Filed under book | Tags: · computing, hardware, history of computing, history of technology, manifesto, media history, software, technology
Computer Lib is a book by Ted Nelson, originally published in 1974 by Nelson himself, and packaged with Dream Machines, another book by Nelson. The whole publication (referred to as just “Computer Lib” by Nelson and others) had two front covers to indicate the “intertwingling” of the two books, and was republished with a foreword by Stewart Brand in 1987 by a division of Microsoft Press. The book, which is subtitled “You can and must understand computers NOW,” and which Nelson says in the 1987 edition was inspired by Brand’s Whole Earth Catalog, is a spirited manifesto that was inspiring to a generation of DIY computer-lovers. In his book Tools for Thought, Howard Rheingold calls Computer Lib “the best-selling underground manifesto of the microcomputer revolution.” It is sometimes considered the first book about the personal computer, since it was initially published prior to the release of the Altair, however, that honor is actually Nicholas Negroponte’s, for his 1970 book The Architecture Machine: Towards a More Human Environment.

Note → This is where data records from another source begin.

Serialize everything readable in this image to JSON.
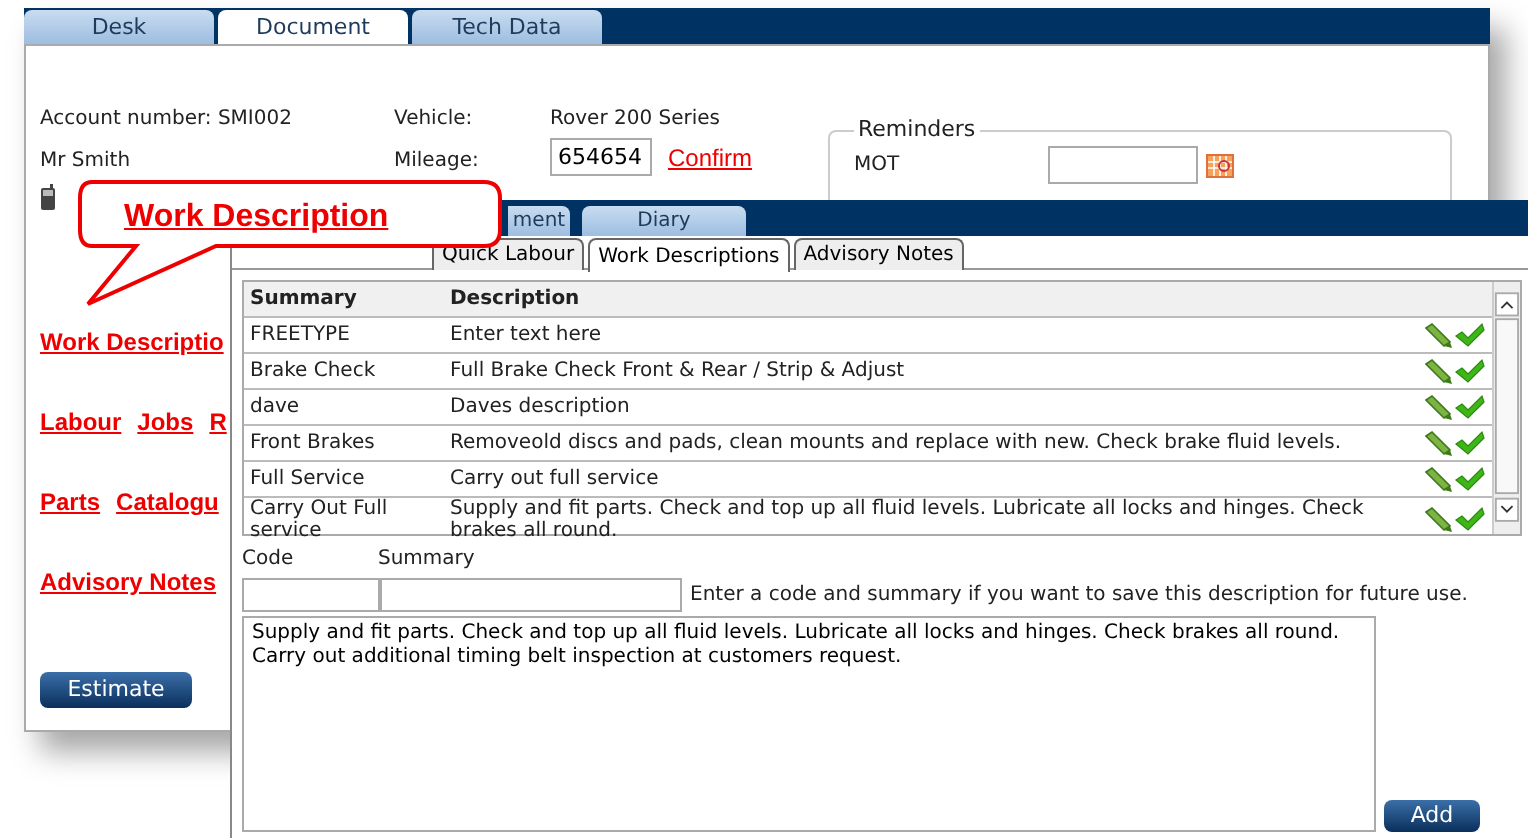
{
  "back_window": {
    "tabs": [
      {
        "label": "Desk",
        "selected": false
      },
      {
        "label": "Document",
        "selected": true
      },
      {
        "label": "Tech Data",
        "selected": false
      }
    ],
    "account": "Account number: SMI002",
    "customer": "Mr Smith",
    "vehicle_label": "Vehicle:",
    "vehicle": "Rover 200 Series",
    "mileage_label": "Mileage:",
    "mileage": "654654",
    "confirm_link": "Confirm",
    "reminders": {
      "title": "Reminders",
      "items": [
        {
          "label": "MOT"
        }
      ]
    },
    "link_rows": [
      {
        "links": [
          "Work Descriptio"
        ]
      },
      {
        "links": [
          "Labour",
          "Jobs",
          "R"
        ]
      },
      {
        "links": [
          "Parts",
          "Catalogu"
        ]
      },
      {
        "links": [
          "Advisory Notes"
        ]
      }
    ],
    "buttons": [
      "Estimate"
    ]
  },
  "callout": {
    "text": "Work Description"
  },
  "front_window": {
    "tabs": [
      {
        "label": "ment",
        "selected": false
      },
      {
        "label": "Diary",
        "selected": false
      }
    ],
    "subtabs": [
      {
        "label": "Quick Labour",
        "selected": false
      },
      {
        "label": "Work Descriptions",
        "selected": true
      },
      {
        "label": "Advisory Notes",
        "selected": false
      }
    ],
    "table": {
      "columns": [
        "Summary",
        "Description"
      ],
      "rows": [
        {
          "summary": "FREETYPE",
          "description": "Enter text here"
        },
        {
          "summary": "Brake Check",
          "description": "Full Brake Check Front & Rear / Strip & Adjust"
        },
        {
          "summary": "dave",
          "description": "Daves description"
        },
        {
          "summary": "Front Brakes",
          "description": "Removeold discs and pads, clean mounts and replace with new. Check brake fluid levels."
        },
        {
          "summary": "Full Service",
          "description": "Carry out full service"
        },
        {
          "summary": "Carry Out Full service",
          "description": "Supply and fit parts. Check and top up all fluid levels. Lubricate all locks and hinges. Check brakes all round."
        }
      ]
    },
    "code_label": "Code",
    "summary_label": "Summary",
    "hint": "Enter a code and summary if you want to save this description for future use.",
    "description_text": "Supply and fit parts. Check and top up all fluid levels. Lubricate all locks and hinges. Check brakes all round.\nCarry out additional timing belt inspection at customers request.",
    "add_button": "Add"
  }
}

In Computer Lib, Nelson writes passionately about the need for people to understand computers deeply, more deeply than was generally promoted as “computer literacy,” which he considers a superficial kind of familiarity with particular hardware and software. His rallying cry “Down with Cybercrud” is against the centralization of computers such as that performed by IBM at the time, as well as against what he sees as the intentional untruths that “computer people” tell to non-computer people to keep them from understanding computers.
In Dream Machines, Nelson covers the flexible media potential of the computer, which was shockingly new at the time. (from Wikipedia)
Publisher Hugo’s Book Service, 1974